*** Begin section ***

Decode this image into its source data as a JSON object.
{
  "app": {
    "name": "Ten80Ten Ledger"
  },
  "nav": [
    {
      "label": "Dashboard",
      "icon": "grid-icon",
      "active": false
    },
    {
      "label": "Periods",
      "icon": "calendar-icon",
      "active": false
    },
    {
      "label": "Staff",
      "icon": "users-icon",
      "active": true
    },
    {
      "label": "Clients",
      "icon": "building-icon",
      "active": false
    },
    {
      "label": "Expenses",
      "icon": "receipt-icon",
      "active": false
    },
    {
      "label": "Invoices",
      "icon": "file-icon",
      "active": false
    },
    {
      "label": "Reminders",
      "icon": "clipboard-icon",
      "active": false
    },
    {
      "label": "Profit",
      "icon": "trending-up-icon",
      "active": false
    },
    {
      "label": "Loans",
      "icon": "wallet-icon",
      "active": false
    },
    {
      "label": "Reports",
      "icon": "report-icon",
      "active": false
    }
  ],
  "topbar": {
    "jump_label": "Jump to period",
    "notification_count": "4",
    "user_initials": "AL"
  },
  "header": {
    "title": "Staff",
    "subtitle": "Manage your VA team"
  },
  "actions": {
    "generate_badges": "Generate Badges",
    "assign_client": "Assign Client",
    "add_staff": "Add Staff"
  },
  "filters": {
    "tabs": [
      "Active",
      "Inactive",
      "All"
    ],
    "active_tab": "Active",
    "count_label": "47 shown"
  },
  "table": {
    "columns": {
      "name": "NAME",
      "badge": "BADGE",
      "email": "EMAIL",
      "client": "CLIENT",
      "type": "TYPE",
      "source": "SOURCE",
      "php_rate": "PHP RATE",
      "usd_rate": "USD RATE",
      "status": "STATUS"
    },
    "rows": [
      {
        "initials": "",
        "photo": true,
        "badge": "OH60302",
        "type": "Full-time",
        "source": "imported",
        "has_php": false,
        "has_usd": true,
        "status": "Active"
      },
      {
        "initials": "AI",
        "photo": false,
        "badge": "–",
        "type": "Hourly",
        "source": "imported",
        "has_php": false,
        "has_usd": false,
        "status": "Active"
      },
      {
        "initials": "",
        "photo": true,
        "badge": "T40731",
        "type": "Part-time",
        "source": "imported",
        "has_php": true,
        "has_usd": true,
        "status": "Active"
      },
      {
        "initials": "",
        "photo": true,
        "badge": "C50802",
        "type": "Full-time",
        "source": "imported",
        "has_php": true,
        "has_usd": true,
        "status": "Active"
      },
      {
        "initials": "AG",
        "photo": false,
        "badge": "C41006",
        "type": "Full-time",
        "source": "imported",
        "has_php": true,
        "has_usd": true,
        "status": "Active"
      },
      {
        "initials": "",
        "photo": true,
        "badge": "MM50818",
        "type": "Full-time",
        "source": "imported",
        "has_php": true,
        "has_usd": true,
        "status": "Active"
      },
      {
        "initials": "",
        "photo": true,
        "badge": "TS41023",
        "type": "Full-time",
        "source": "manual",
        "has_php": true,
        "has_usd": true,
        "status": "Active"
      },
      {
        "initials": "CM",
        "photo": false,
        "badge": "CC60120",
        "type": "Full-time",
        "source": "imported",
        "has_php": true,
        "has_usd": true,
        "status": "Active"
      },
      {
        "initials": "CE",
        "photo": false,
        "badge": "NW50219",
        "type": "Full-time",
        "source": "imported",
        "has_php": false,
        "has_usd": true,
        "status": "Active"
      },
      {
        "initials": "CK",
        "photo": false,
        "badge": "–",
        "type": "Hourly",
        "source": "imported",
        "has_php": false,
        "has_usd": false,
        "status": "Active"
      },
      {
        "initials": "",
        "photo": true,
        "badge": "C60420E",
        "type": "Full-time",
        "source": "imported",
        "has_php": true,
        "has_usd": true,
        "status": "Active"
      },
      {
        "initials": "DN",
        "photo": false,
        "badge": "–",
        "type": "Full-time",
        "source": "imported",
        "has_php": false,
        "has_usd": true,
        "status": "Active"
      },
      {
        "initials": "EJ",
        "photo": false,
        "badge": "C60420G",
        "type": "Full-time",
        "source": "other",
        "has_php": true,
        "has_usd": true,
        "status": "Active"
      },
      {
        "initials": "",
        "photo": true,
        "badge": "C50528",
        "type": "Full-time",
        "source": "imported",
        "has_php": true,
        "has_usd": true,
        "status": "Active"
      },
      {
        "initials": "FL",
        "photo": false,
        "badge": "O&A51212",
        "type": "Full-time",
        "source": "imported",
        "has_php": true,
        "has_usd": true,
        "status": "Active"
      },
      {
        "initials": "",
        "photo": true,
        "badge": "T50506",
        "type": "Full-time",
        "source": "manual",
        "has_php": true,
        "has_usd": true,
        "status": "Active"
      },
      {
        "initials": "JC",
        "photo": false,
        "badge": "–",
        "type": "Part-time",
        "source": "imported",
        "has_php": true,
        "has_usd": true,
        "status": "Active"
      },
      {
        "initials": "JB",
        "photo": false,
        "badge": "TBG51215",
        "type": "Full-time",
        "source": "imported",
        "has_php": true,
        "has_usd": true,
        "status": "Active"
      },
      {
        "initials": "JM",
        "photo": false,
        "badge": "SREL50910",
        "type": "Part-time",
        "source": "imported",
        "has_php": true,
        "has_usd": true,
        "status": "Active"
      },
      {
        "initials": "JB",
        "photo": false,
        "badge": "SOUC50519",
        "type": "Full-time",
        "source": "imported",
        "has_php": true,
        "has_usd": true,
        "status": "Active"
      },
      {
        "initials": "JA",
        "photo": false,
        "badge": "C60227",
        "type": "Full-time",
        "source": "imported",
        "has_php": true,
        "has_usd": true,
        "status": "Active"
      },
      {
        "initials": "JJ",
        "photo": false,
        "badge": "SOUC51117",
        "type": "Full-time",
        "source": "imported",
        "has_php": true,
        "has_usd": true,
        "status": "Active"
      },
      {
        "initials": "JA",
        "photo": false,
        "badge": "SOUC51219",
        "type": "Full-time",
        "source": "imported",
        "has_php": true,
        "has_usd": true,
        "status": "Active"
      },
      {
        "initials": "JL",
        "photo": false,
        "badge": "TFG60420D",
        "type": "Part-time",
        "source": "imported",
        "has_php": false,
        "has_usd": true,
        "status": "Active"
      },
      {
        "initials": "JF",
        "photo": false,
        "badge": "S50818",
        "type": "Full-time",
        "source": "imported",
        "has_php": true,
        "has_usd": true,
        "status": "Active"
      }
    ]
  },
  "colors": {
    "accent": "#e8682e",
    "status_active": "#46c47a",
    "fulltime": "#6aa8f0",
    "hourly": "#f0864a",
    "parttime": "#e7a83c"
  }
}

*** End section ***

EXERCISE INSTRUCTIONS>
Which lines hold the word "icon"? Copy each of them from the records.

RESPONSE TO THIS EXERCISE>
      "icon": "grid-icon",
      "icon": "calendar-icon",
      "icon": "users-icon",
      "icon": "building-icon",
      "icon": "receipt-icon",
      "icon": "file-icon",
      "icon": "clipboard-icon",
      "icon": "trending-up-icon",
      "icon": "wallet-icon",
      "icon": "report-icon",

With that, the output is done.